One month into Minnesota’s 20th NHL season, on Nov. 1, 1986, Craig Hartsburg became the first defenseman in North Stars’ history to score a hat trick. The one and only hat trick of his career came in a 6-5 home loss to the Blackhawks.
Brian Propp became the fifth player in Flyers’ team history to score 300 goals, on Nov. 1, 1987, in a 4-1 win over the Los Angeles Kings at the Spectrum.
A pair of Blackhawks hit personal milestones, on Nov. 1, 1990, in their 6-2 victory over the Quebec Nordiques. Steve Larmer scored two goals to reach 700 points in his career. Jeremey Roenick hit 100 points in his young career with a goal and two assists.
Speaking of personal milestones, on Nov. 1, 1995, Mike Gartner scored his 1,200th career point, with an assist in a 4-2 Maple Leafs’ win at the Winnipeg Jets.
Joe Thornton became just the 20th player in NHL history to score 1,400 points, on Nov. 1 2017, with an assist in the San Jose Sharks’ 4-1 road win at the Nashville Predators.
On that same night, his longtime teammate Patrick Marleau scored the game-winning goal for the Maple Leafs as they beat the Anaheim Ducks 3-1. The veteran forward became just the eighth player in league history to score 100 game-winning goals. Marleau will be back with the Sharks when the 2020-21 season begins, while Thornton will suit up in Toronto.
Happy Birthday to You

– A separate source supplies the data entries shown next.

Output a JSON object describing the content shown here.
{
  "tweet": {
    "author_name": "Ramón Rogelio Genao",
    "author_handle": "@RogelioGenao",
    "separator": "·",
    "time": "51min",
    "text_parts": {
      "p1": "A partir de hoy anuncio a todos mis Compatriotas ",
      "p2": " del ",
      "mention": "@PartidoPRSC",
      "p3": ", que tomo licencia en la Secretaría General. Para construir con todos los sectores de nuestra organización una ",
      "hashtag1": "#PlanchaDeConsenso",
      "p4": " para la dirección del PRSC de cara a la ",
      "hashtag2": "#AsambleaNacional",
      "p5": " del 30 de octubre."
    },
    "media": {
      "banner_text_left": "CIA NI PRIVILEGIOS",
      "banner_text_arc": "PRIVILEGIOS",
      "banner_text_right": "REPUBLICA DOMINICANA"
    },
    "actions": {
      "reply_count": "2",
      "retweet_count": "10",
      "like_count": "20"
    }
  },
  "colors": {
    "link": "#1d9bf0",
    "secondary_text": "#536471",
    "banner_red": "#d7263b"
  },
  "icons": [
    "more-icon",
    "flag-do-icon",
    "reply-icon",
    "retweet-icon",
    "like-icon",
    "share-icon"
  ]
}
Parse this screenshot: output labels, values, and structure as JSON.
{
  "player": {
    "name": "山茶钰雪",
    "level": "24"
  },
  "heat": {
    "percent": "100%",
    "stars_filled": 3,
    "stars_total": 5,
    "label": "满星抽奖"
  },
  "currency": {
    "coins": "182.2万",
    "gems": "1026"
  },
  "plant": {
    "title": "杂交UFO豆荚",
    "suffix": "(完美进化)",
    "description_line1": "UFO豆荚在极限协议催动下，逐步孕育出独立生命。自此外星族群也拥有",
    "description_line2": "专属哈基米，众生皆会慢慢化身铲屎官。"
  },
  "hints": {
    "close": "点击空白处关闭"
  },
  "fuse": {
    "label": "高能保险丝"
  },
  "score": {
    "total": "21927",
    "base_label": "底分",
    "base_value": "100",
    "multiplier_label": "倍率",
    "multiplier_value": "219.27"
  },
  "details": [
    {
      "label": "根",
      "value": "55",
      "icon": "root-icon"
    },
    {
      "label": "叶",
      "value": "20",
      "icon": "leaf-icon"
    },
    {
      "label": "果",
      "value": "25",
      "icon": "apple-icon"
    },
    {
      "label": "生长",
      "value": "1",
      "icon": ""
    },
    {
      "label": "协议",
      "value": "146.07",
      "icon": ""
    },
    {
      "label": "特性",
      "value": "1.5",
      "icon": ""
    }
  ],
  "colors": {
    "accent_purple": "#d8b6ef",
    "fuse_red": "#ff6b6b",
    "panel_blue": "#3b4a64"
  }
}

A total of 19 current and former NHL players were born on Nov. 1. The best players of this lot include goaltender Phil Myre (72), Doug Halward (65), tough guy Tie Domi (51), Glen Murray (48), Matt Moulson (37), Tyler Pitlick (29), former AHL MVP Daniel Carr (29) and the late Hall of Fame coach Al Arbour.